    His switch to abortion foe allegedly occurred during the Massachusetts debate over stem-cell research. It also coincided with his decision to make his first run for president. No longer worried about winning Massachusetts votes, Romney was free to flip. Is he there to stay? Abortion opponents should question his fealty; the other side already knows he is not trustworthy.


    As Shannon O’Brien, the Democrat he defeated in 2002, points out, “The choice issue is just one glaring reason why women can’t trust Mr. Romney. The broader, more profound issue is about what he will do to protect and preserve family health care across the country. Where he had such promise as governor, setting the stage for using Massachusetts as a national model, now he’s saying he didn’t mean it, never said it, doesn’t want it. That’s the biggest flip-flop-flip that women should be concerned about.’’

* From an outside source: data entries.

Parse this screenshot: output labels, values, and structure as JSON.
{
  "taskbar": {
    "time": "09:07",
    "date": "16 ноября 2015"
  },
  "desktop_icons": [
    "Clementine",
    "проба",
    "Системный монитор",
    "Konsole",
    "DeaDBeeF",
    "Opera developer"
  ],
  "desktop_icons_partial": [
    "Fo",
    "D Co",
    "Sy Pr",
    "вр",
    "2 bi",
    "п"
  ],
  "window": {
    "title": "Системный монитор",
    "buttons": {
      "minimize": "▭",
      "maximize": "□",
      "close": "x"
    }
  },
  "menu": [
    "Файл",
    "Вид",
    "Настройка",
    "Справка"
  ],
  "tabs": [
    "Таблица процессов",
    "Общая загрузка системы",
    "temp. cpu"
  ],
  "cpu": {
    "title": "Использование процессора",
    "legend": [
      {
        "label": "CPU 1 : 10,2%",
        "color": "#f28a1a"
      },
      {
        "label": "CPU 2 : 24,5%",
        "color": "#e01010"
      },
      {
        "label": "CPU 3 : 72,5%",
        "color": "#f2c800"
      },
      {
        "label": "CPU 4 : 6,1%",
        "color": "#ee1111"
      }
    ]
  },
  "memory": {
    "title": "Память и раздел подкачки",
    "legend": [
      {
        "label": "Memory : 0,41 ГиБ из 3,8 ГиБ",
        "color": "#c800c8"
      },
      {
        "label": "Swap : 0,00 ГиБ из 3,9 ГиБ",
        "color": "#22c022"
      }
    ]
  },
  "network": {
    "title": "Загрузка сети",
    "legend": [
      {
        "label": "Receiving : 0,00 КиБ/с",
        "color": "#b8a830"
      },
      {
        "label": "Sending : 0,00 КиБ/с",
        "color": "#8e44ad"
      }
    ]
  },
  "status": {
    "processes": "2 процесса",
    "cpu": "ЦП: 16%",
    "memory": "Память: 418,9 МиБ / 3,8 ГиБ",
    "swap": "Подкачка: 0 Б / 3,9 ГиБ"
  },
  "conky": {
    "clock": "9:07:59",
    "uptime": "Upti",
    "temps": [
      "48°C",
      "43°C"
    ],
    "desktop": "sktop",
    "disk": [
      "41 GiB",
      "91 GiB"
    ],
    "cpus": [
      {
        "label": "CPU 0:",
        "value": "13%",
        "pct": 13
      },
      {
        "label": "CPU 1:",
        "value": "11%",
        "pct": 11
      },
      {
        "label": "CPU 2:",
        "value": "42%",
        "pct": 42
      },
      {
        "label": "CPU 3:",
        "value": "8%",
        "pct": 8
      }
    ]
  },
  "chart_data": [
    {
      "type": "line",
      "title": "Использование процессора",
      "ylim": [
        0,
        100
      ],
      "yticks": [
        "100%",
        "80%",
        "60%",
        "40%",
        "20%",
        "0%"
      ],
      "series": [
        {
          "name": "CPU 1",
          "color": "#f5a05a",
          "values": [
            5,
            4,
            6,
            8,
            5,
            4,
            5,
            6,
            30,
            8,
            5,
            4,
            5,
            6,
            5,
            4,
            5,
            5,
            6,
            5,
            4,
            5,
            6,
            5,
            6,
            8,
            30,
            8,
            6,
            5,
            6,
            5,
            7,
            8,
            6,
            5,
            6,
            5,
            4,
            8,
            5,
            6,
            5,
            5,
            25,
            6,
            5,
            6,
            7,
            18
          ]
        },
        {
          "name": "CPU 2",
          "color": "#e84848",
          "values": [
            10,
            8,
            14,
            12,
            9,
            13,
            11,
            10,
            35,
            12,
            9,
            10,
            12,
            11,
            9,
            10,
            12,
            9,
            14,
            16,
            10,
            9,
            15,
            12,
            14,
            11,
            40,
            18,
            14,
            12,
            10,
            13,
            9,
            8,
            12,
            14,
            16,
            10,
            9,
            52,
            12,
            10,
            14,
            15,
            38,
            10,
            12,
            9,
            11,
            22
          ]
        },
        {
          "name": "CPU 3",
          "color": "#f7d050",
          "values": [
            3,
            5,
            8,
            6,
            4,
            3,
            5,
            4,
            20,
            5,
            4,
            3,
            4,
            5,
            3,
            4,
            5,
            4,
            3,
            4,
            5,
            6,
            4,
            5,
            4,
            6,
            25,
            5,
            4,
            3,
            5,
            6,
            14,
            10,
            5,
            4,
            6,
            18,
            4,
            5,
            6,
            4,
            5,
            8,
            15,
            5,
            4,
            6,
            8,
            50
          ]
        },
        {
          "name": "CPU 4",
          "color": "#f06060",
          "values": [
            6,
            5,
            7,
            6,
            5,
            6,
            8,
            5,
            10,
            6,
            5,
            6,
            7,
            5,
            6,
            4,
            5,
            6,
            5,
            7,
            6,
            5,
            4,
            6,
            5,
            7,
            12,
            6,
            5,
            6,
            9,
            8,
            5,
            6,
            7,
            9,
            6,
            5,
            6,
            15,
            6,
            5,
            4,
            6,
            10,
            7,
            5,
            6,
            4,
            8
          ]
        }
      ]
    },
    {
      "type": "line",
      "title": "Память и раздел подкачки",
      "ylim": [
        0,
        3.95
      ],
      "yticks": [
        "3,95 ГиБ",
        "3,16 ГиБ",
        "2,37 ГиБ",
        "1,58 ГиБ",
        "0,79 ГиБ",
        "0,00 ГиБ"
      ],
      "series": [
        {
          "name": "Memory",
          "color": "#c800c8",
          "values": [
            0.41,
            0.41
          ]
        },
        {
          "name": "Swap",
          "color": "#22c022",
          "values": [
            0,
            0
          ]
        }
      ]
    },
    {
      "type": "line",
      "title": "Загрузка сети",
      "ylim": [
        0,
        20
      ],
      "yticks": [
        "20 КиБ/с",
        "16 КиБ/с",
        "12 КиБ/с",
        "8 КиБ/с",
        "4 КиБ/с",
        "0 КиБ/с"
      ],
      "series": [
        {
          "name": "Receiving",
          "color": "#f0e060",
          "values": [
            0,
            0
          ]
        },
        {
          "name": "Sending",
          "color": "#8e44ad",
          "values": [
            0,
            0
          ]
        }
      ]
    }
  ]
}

    Massachusetts Democrats are gleefully reminding voters of Romney’s singular role in health care reform. He pushed for the individual mandate. He personally escorted the first woman who signed up for Romneycare. At his request, his official State House portrait, which hangs in the reception area of the governor’s office, includes the artist’s rendition of Romney’s wife, Ann, and a stack of papers representing the state’s health care law.

    Now, as the presumptive Republican presidential nominee, Romney pledges to repeal national health care reform. Which Romney do you trust: the one who wanted to prevent health insurance companies from denying coverage to Massachusetts citizens with pre-existing conditions, or the Romney who wants to repeal the law that accomplishes that for all Americans?

    The ill-chosen words of Democratic consultant Hilary Rosen that Ann Romney “never worked a day in her life’’ are a distraction. Mrs. Romney worked hard raising five sons. But back in 1994, even her husband realized that full-time motherhood isn’t possible for all women. When Romney was running for the US Senate, he told an interviewer he realized not many mothers could afford to stay home. “I tell my kids, ‘We won the lottery. Don’t think this is normal. Don’t think that your life will have the kind of plenty that ours has had. We won the lottery,’ ’’ Romney said back then.

    Today, the Romney campaign is hoping that a manufactured “war on mothers’’ will divide women and distract them from important issues like equal pay, access to health care, and government services that help the 99 percent.


    It’s just one more change of heart for Romney and one more reason why it’s hard to trust him.

    Joan Vennochi can be reached at vennochi@globe.com. Follow her on Twitter@Joan_Vennochi.